_What this task involves_.
The required result is a copy of each line below in which "中華正向心理學發展協會" appears.

_Record extracts_.

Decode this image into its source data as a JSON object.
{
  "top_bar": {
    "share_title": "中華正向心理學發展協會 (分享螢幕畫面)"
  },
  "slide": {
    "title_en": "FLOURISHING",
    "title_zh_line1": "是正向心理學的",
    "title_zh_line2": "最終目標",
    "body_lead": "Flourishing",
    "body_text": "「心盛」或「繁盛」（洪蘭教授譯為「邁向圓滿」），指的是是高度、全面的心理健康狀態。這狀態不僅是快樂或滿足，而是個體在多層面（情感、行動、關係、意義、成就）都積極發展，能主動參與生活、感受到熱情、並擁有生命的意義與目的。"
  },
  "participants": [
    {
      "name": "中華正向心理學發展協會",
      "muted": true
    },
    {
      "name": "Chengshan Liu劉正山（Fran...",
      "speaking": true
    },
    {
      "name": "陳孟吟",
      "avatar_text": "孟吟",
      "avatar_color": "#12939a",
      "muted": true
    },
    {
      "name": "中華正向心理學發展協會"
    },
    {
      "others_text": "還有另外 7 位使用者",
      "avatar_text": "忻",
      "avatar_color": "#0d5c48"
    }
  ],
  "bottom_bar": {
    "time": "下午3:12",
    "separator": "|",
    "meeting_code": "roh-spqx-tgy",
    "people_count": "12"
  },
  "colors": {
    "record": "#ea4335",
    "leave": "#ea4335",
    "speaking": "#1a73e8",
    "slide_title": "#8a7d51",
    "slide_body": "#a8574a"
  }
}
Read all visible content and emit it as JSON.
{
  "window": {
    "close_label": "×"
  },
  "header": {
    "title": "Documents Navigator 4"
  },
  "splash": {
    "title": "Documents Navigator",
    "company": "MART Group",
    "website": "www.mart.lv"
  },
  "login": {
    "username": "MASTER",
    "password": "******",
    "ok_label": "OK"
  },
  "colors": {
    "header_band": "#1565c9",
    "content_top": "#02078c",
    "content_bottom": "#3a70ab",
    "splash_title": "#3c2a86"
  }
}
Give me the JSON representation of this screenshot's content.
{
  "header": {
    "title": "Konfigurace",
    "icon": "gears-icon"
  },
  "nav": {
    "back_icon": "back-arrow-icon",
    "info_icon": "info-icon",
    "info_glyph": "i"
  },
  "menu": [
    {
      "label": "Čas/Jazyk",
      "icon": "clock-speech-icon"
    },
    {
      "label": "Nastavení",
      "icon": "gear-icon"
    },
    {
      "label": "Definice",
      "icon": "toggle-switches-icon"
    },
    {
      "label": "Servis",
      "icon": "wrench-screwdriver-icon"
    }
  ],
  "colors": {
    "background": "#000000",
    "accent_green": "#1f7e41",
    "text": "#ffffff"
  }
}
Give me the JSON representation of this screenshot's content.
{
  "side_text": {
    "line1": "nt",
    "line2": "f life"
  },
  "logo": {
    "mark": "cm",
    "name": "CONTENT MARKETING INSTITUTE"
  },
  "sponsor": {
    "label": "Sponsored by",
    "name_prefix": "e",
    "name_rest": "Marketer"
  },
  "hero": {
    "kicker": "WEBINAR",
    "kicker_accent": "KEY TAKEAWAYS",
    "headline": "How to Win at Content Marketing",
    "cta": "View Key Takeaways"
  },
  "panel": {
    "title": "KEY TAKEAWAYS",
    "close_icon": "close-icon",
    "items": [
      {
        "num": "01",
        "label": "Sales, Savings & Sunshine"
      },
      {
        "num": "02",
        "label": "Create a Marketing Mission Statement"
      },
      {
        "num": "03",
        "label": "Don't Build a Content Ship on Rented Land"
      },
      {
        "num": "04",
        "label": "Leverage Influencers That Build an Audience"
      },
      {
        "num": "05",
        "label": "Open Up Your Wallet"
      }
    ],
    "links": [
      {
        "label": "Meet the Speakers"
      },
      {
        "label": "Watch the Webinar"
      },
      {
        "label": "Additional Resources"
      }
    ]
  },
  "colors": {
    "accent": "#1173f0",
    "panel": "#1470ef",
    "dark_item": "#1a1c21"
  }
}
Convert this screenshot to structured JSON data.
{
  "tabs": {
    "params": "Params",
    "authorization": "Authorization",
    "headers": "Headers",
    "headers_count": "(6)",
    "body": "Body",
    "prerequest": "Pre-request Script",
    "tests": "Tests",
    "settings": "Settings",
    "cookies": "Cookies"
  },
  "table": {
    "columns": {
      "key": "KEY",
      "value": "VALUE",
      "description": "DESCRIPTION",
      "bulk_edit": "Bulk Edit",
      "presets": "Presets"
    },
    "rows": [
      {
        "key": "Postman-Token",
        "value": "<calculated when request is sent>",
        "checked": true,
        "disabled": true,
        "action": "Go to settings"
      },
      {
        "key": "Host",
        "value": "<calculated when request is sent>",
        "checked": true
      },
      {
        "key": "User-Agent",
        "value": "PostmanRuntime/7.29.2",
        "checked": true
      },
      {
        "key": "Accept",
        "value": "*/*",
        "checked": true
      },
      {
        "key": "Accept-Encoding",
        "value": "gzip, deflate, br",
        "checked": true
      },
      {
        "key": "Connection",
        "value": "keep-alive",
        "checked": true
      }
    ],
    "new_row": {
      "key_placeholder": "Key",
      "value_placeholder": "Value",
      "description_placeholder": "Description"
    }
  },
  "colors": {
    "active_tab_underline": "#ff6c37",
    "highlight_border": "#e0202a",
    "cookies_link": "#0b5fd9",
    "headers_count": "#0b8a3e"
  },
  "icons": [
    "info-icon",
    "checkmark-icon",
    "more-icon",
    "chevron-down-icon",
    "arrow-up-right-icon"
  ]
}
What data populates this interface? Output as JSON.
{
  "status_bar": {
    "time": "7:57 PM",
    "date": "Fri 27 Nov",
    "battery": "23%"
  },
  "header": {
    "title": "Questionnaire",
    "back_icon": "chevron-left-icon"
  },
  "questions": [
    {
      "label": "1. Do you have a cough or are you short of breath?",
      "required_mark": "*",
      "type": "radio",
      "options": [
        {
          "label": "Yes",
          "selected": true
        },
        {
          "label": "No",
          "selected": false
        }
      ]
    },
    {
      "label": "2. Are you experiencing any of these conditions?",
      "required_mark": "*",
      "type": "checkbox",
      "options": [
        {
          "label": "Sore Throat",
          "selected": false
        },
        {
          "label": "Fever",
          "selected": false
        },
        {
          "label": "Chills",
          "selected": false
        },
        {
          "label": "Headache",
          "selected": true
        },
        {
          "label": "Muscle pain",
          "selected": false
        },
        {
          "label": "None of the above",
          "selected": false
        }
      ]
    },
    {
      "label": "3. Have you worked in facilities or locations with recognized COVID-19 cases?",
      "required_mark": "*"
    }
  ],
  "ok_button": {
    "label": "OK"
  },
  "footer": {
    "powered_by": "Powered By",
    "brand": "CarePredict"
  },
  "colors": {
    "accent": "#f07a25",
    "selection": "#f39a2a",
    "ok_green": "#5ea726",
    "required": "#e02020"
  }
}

_Solution for this problem_.
    "share_title": "中華正向心理學發展協會 (分享螢幕畫面)"
      "name": "中華正向心理學發展協會",
      "name": "中華正向心理學發展協會"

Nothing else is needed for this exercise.